A search for print tiles begins with NUSearch. You can search by title, author, or keyword, or by any combination using the advanced search feature. Results can be focused by using limiters found on the left of the results screen, e.g. format, year, or location.
- When searching by keywords, it helps to use a controlled vocabulary that matches the subject terms assigned to item records. Like most libraries, Northwestern uses subject headings established by the Library of Congress, commonly known as LCSH (Library of Congress Subject Headings) These are standardized terms that describe particular subjects, and help ensure that search results accurately reflect a user's intention. If you have any doubt as to how to phrase your search terms, the LC Authorities file can be consulted for the definitive answer. The authorities file can also provided officially recognized spellings of names and locations. This is fully implemented when using. . .
- . . .the Browse Feature
At the very top of the library's Advanced Search page is one of the catalog's least-known features, the Browse option. Each book in the catalog has several subject terms assigned to it, which help delineate that book's coverage. Using the Browse option lets you search the catalog by those subject terms, using different controlled vocabularies. This allows you, in effect, to search by what a book is actually about, rather than hoping to find that term in a general search result. The advantage is focus: Browse results are books associated specifically with those subject terms, while the same basic search from the library home page will simply return every result with those terms in it, requiring you to weed out extraneous items. You'll still have to consider your Browse results carefully, but it will be much, much easier.
- Monograph titles are located in the Eloise W. Martin Reading Room and the Architecture Reading Room. Please refer to the section Locating Titles in the Art Library for full details.
The texts, journals, and other sources listed on the following pages should not be thought of as comprehensive; it would be impossible to list all of the library's relevant resources on this or any topic. Rather, they should be considered as examples of scholarship that can help you find your own way and guide your own research.
Unlike periodicals, which are published on a regular schedule, serials are continuing scholarship concentrating on a particular artist, period or artistic theme, but that appear at irregular intervals. The library has several important serial collections, including
- The Illustrated Bartsch
is the definitive collection of European master prints from 1400 to 1850, reflecting the history of prints and printing in Europe for over 400 years. Originally a 24 volume set begun in the 18th century, the Bartsch currently contains over 50 volumes (not including supplements and commentaries) and is planned through volume 166.
- The Hollstein
is actually several separate serials devoted to woodcuts, etchings, and engravings:
- Dutch and Flemish etchings, engravings and woodcuts, ca. 1450-1700 (72 volumes)
- The New Hollstein Dutch & Flemish etchings, engravings and woodcuts, 1450-1700
- In this series, each volume is devoted to a specific artist (81 volumes)
- German engravings, etchings, and woodcuts, ca. 1400-1700 (85 volumes)
- The New German engravings, etchings, and woodcuts, ca. 1400-1700
- Each volume devoted to a specific artist (14 volumes)

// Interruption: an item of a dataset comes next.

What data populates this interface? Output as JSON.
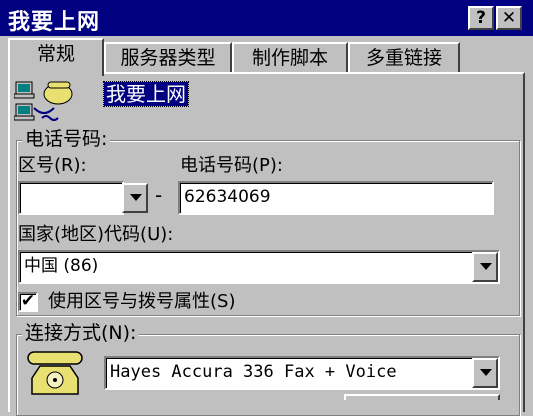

- The Corpus Rubenianum
Currently, 21 volumes on the work of Peter Paul Rubens
These are multi-volume sets that chronicle the entire output of an artist's career. Extensively researched, they are often considered definitive pieces of scholarship. While not every artist merits a catalogue, the library has examples for most major Western artists. Catalogues raisonné do not circulate.
Please visit each collection's page for more information